=== Begin Enclosure ===

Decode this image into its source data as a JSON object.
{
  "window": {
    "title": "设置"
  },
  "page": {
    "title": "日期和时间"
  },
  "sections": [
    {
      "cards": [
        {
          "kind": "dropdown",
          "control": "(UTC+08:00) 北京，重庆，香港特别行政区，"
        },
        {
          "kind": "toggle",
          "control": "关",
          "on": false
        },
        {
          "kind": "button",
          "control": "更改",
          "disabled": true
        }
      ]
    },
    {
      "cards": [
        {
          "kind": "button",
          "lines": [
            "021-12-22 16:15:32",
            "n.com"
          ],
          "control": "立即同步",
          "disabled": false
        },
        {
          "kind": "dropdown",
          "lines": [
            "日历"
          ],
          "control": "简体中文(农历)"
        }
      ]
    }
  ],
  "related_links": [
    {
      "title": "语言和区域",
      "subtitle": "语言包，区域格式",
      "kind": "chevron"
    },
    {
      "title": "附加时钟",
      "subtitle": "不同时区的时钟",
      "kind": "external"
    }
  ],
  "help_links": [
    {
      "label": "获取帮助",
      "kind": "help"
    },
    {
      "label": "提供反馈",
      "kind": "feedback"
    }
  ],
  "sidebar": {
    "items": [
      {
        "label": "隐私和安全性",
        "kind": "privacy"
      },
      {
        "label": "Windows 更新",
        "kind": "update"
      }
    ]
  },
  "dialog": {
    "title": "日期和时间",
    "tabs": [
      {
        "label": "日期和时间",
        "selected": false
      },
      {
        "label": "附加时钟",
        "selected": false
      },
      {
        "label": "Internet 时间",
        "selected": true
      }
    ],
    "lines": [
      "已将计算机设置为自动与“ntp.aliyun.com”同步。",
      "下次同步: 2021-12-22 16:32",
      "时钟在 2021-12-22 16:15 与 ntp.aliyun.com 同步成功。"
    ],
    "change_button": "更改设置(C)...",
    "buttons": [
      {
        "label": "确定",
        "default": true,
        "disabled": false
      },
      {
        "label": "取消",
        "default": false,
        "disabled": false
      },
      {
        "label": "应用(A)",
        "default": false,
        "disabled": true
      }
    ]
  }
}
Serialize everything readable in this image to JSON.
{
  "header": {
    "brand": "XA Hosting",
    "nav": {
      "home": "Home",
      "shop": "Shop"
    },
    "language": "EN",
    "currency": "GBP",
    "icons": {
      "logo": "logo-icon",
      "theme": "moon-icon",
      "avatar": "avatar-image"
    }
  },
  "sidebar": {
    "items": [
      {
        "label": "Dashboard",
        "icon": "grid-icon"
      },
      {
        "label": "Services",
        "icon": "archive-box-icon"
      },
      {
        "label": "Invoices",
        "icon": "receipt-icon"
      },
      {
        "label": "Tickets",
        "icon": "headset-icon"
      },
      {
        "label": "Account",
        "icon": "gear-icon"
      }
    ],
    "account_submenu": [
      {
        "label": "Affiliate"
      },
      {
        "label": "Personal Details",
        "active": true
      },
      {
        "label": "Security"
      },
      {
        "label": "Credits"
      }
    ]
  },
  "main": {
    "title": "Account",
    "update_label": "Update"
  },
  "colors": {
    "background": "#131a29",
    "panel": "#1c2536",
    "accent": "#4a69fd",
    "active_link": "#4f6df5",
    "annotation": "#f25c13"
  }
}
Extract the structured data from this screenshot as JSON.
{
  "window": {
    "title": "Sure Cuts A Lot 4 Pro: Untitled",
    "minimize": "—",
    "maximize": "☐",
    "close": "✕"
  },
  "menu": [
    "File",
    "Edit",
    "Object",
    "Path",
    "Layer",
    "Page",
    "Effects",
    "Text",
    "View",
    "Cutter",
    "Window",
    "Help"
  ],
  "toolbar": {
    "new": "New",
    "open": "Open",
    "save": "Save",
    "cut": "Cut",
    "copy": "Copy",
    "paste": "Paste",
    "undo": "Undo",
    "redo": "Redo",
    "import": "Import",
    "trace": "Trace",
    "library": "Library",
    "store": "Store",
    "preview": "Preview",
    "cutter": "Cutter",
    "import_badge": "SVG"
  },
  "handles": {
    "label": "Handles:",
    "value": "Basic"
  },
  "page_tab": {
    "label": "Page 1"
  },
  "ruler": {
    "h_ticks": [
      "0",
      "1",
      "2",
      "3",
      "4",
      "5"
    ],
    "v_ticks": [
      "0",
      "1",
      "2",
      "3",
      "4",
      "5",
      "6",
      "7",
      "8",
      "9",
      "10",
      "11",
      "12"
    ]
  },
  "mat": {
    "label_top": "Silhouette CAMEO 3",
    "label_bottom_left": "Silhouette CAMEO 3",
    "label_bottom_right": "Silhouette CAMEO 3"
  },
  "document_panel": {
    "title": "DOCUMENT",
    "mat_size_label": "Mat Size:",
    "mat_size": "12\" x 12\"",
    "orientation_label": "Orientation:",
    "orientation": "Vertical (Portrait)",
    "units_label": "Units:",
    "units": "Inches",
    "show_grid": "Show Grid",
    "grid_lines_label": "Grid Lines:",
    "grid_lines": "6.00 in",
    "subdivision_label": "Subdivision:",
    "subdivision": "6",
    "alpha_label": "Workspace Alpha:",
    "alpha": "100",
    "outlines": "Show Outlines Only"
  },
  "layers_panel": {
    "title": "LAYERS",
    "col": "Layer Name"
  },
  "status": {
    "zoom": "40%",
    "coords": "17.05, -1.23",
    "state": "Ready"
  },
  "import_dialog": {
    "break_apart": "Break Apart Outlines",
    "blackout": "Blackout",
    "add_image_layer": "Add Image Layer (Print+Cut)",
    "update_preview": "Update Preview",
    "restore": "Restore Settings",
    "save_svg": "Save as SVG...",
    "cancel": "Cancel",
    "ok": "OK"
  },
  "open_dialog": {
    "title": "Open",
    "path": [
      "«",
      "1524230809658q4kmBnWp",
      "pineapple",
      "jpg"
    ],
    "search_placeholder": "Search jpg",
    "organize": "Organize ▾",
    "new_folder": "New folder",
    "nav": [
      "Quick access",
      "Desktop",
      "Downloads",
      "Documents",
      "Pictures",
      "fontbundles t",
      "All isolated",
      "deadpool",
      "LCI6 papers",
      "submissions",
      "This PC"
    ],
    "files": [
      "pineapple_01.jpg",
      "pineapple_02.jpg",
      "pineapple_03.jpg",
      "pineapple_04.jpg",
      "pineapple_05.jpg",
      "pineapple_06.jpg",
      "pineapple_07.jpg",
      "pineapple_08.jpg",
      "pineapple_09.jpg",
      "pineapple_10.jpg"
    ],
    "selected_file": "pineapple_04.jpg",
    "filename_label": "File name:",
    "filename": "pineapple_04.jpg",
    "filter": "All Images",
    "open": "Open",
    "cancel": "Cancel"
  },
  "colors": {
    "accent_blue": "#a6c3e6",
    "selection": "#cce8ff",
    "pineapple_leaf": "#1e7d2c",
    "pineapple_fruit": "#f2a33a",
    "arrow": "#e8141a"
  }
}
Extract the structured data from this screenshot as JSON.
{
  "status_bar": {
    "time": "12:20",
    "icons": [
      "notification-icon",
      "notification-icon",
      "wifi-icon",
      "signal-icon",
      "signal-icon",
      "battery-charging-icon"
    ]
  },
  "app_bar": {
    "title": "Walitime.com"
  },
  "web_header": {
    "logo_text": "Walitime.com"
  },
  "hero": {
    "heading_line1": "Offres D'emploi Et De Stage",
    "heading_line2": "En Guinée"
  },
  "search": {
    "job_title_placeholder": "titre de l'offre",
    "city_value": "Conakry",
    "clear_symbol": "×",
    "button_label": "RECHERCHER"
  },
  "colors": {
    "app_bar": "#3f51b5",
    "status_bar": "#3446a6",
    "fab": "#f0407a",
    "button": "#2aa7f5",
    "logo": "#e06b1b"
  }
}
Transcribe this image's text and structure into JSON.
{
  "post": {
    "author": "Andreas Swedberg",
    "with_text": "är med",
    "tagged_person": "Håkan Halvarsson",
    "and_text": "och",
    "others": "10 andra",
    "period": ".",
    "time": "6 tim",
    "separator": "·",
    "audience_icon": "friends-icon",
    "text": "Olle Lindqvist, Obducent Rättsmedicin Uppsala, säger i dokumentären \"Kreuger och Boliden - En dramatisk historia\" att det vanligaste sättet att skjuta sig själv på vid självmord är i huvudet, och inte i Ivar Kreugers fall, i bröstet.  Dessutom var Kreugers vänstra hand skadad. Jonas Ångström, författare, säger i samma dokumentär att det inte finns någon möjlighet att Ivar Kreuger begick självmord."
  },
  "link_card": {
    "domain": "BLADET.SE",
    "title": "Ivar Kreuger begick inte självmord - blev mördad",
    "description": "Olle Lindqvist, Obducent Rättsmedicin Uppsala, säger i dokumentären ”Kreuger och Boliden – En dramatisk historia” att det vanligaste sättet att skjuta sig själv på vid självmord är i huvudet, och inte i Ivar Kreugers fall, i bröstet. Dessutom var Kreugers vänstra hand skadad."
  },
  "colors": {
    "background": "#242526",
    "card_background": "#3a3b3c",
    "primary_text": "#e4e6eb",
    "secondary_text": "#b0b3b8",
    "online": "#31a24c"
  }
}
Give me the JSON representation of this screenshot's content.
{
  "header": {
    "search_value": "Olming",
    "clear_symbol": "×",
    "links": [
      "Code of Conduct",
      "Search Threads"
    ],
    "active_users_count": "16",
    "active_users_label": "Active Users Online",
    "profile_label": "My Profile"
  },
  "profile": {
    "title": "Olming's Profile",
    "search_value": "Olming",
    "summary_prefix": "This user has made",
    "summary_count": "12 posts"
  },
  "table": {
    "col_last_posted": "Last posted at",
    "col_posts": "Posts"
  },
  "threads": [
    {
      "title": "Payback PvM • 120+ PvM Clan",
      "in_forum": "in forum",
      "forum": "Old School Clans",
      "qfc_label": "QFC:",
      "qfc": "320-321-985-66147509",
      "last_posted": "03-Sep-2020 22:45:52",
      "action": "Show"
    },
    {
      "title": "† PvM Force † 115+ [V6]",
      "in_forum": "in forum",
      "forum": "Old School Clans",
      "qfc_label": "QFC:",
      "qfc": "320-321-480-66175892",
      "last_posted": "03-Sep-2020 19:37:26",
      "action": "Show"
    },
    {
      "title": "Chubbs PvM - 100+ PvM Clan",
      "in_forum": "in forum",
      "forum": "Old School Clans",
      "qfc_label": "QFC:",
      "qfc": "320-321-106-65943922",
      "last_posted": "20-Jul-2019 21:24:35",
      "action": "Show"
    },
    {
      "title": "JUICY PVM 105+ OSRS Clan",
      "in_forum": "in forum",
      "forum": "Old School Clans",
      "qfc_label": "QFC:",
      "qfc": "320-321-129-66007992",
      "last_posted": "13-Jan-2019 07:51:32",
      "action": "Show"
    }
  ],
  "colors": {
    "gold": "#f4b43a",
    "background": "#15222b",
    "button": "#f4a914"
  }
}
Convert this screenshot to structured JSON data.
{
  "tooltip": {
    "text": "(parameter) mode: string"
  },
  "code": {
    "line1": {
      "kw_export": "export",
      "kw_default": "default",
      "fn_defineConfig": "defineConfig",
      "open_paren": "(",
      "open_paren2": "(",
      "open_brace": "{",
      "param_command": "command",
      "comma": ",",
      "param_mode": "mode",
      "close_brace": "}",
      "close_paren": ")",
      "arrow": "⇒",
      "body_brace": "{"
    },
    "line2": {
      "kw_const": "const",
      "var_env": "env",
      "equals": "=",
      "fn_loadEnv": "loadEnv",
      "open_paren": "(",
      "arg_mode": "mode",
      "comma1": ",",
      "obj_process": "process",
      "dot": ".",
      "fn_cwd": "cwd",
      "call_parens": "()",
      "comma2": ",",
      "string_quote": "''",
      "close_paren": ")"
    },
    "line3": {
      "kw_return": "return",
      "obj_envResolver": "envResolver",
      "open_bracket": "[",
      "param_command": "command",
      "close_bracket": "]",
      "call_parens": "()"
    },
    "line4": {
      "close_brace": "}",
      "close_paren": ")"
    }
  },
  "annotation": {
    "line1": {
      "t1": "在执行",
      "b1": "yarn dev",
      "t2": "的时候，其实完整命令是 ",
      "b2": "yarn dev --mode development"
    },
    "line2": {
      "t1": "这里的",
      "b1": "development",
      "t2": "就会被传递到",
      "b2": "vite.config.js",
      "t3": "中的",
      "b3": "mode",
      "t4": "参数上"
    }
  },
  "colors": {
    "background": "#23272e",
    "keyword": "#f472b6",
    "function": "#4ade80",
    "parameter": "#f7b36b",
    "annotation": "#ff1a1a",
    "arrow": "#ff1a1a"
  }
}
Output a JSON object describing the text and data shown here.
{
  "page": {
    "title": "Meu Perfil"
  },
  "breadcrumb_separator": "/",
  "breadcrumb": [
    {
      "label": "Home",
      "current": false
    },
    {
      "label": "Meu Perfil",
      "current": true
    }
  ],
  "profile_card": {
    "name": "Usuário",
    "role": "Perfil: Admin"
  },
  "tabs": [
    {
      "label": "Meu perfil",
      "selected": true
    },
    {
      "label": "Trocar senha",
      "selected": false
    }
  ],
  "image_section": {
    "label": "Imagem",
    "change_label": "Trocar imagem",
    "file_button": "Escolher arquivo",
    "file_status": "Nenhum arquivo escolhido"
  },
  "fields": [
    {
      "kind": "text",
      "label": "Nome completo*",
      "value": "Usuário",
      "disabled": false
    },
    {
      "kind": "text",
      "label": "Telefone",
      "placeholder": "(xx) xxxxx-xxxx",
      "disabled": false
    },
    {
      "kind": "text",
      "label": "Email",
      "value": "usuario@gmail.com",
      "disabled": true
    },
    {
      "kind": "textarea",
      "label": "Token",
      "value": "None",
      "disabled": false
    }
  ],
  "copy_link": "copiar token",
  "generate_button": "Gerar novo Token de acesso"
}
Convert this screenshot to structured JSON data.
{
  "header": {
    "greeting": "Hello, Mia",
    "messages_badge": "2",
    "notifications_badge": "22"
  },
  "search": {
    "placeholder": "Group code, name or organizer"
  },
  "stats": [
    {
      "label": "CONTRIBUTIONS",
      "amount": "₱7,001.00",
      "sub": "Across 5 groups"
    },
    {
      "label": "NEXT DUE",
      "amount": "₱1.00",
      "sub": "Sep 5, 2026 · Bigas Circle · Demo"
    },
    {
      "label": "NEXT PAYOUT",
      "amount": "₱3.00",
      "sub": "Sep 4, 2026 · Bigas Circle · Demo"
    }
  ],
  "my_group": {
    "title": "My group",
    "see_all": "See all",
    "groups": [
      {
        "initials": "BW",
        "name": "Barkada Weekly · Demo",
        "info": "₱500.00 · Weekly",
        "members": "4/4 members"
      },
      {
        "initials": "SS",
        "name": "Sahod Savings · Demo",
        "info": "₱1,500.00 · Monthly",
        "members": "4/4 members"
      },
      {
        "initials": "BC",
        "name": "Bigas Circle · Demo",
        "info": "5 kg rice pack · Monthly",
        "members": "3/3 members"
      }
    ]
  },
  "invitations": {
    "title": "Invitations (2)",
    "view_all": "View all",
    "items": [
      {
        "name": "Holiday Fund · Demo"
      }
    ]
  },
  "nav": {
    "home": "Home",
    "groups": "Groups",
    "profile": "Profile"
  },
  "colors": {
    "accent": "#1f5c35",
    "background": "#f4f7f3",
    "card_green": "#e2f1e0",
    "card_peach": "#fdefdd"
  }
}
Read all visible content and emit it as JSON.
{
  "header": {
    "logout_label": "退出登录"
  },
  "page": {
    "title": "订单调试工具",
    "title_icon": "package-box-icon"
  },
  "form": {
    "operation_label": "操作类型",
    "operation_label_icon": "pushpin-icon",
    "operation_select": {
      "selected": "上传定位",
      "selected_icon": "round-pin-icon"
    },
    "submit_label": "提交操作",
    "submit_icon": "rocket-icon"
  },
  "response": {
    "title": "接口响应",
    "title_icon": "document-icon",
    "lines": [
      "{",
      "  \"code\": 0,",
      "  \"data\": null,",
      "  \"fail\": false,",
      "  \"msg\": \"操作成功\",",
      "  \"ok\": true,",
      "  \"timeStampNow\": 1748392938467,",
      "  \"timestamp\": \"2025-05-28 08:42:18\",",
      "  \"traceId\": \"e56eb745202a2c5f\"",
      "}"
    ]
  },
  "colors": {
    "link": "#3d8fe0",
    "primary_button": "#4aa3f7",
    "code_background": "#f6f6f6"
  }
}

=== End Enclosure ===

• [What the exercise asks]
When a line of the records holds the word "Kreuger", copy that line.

• [Task output]
    "text": "Olle Lindqvist, Obducent Rättsmedicin Uppsala, säger i dokumentären \"Kreuger och Boliden - En dramatisk historia\" att det vanligaste sättet att skjuta sig själv på vid självmord är i huvudet, och inte i Ivar Kreugers fall, i bröstet.  Dessutom var Kreugers vänstra hand skadad. Jonas Ångström, författare, säger i samma dokumentär att det inte finns någon möjlighet att Ivar Kreuger begick självmord."
    "title": "Ivar Kreuger begick inte självmord - blev mördad",
    "description": "Olle Lindqvist, Obducent Rättsmedicin Uppsala, säger i dokumentären ”Kreuger och Boliden – En dramatisk historia” att det vanligaste sättet att skjuta sig själv på vid självmord är i huvudet, och inte i Ivar Kreugers fall, i bröstet. Dessutom var Kreugers vänstra hand skadad."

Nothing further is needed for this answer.